■ About this task
Nothing in the records that follow should differ once you have copied them out.

■ Provided records
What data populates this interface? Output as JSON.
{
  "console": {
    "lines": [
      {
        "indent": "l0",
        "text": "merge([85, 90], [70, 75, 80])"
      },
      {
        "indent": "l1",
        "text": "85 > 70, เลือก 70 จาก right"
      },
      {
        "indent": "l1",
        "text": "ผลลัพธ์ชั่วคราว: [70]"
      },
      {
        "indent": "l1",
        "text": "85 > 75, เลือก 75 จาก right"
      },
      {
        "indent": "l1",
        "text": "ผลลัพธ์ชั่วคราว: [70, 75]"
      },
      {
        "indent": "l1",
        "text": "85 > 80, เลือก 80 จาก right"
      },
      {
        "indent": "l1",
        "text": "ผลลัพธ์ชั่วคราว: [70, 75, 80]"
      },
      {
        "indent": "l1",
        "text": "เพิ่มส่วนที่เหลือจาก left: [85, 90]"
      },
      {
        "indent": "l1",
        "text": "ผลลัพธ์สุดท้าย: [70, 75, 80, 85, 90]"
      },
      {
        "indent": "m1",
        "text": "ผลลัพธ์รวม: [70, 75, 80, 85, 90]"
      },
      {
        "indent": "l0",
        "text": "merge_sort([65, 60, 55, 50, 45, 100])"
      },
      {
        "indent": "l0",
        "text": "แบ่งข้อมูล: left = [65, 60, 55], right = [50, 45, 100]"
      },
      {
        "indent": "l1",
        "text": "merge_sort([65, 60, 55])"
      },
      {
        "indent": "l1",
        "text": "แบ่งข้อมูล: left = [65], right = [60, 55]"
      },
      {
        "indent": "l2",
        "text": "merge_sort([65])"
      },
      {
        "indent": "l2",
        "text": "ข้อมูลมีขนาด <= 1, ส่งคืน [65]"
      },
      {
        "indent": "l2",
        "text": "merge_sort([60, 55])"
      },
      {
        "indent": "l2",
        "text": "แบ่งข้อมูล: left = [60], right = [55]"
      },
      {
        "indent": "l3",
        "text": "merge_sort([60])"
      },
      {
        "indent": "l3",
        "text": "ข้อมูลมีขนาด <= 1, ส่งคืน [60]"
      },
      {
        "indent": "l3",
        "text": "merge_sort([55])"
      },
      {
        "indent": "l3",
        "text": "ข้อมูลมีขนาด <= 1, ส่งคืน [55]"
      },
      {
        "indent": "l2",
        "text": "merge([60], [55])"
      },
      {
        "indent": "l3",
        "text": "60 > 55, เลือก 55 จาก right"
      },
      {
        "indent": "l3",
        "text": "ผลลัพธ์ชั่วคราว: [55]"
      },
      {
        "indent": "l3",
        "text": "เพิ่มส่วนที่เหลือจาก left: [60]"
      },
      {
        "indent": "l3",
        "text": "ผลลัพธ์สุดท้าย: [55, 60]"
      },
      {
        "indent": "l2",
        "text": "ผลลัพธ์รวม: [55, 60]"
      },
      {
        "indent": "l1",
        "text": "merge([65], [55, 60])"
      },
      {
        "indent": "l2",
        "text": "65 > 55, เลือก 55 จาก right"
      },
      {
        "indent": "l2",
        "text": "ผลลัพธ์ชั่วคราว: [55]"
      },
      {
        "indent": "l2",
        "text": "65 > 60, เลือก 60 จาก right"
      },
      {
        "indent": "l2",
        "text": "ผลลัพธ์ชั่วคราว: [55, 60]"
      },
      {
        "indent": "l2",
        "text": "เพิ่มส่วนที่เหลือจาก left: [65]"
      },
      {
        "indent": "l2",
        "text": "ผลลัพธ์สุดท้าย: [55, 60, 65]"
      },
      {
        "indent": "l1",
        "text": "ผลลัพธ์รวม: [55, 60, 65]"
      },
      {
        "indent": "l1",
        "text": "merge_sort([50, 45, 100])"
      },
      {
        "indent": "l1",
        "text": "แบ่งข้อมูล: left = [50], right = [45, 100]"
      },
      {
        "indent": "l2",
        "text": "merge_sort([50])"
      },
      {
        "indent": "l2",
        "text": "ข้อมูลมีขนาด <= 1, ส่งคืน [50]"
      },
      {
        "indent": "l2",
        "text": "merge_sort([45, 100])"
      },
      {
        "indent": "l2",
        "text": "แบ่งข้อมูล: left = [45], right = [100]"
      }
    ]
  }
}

■ Result
What data populates this interface? Output as JSON.
{
  "console": {
    "lines": [
      {
        "indent": "l0",
        "text": "merge([85, 90], [70, 75, 80])"
      },
      {
        "indent": "l1",
        "text": "85 > 70, เลือก 70 จาก right"
      },
      {
        "indent": "l1",
        "text": "ผลลัพธ์ชั่วคราว: [70]"
      },
      {
        "indent": "l1",
        "text": "85 > 75, เลือก 75 จาก right"
      },
      {
        "indent": "l1",
        "text": "ผลลัพธ์ชั่วคราว: [70, 75]"
      },
      {
        "indent": "l1",
        "text": "85 > 80, เลือก 80 จาก right"
      },
      {
        "indent": "l1",
        "text": "ผลลัพธ์ชั่วคราว: [70, 75, 80]"
      },
      {
        "indent": "l1",
        "text": "เพิ่มส่วนที่เหลือจาก left: [85, 90]"
      },
      {
        "indent": "l1",
        "text": "ผลลัพธ์สุดท้าย: [70, 75, 80, 85, 90]"
      },
      {
        "indent": "m1",
        "text": "ผลลัพธ์รวม: [70, 75, 80, 85, 90]"
      },
      {
        "indent": "l0",
        "text": "merge_sort([65, 60, 55, 50, 45, 100])"
      },
      {
        "indent": "l0",
        "text": "แบ่งข้อมูล: left = [65, 60, 55], right = [50, 45, 100]"
      },
      {
        "indent": "l1",
        "text": "merge_sort([65, 60, 55])"
      },
      {
        "indent": "l1",
        "text": "แบ่งข้อมูล: left = [65], right = [60, 55]"
      },
      {
        "indent": "l2",
        "text": "merge_sort([65])"
      },
      {
        "indent": "l2",
        "text": "ข้อมูลมีขนาด <= 1, ส่งคืน [65]"
      },
      {
        "indent": "l2",
        "text": "merge_sort([60, 55])"
      },
      {
        "indent": "l2",
        "text": "แบ่งข้อมูล: left = [60], right = [55]"
      },
      {
        "indent": "l3",
        "text": "merge_sort([60])"
      },
      {
        "indent": "l3",
        "text": "ข้อมูลมีขนาด <= 1, ส่งคืน [60]"
      },
      {
        "indent": "l3",
        "text": "merge_sort([55])"
      },
      {
        "indent": "l3",
        "text": "ข้อมูลมีขนาด <= 1, ส่งคืน [55]"
      },
      {
        "indent": "l2",
        "text": "merge([60], [55])"
      },
      {
        "indent": "l3",
        "text": "60 > 55, เลือก 55 จาก right"
      },
      {
        "indent": "l3",
        "text": "ผลลัพธ์ชั่วคราว: [55]"
      },
      {
        "indent": "l3",
        "text": "เพิ่มส่วนที่เหลือจาก left: [60]"
      },
      {
        "indent": "l3",
        "text": "ผลลัพธ์สุดท้าย: [55, 60]"
      },
      {
        "indent": "l2",
        "text": "ผลลัพธ์รวม: [55, 60]"
      },
      {
        "indent": "l1",
        "text": "merge([65], [55, 60])"
      },
      {
        "indent": "l2",
        "text": "65 > 55, เลือก 55 จาก right"
      },
      {
        "indent": "l2",
        "text": "ผลลัพธ์ชั่วคราว: [55]"
      },
      {
        "indent": "l2",
        "text": "65 > 60, เลือก 60 จาก right"
      },
      {
        "indent": "l2",
        "text": "ผลลัพธ์ชั่วคราว: [55, 60]"
      },
      {
        "indent": "l2",
        "text": "เพิ่มส่วนที่เหลือจาก left: [65]"
      },
      {
        "indent": "l2",
        "text": "ผลลัพธ์สุดท้าย: [55, 60, 65]"
      },
      {
        "indent": "l1",
        "text": "ผลลัพธ์รวม: [55, 60, 65]"
      },
      {
        "indent": "l1",
        "text": "merge_sort([50, 45, 100])"
      },
      {
        "indent": "l1",
        "text": "แบ่งข้อมูล: left = [50], right = [45, 100]"
      },
      {
        "indent": "l2",
        "text": "merge_sort([50])"
      },
      {
        "indent": "l2",
        "text": "ข้อมูลมีขนาด <= 1, ส่งคืน [50]"
      },
      {
        "indent": "l2",
        "text": "merge_sort([45, 100])"
      },
      {
        "indent": "l2",
        "text": "แบ่งข้อมูล: left = [45], right = [100]"
      }
    ]
  }
}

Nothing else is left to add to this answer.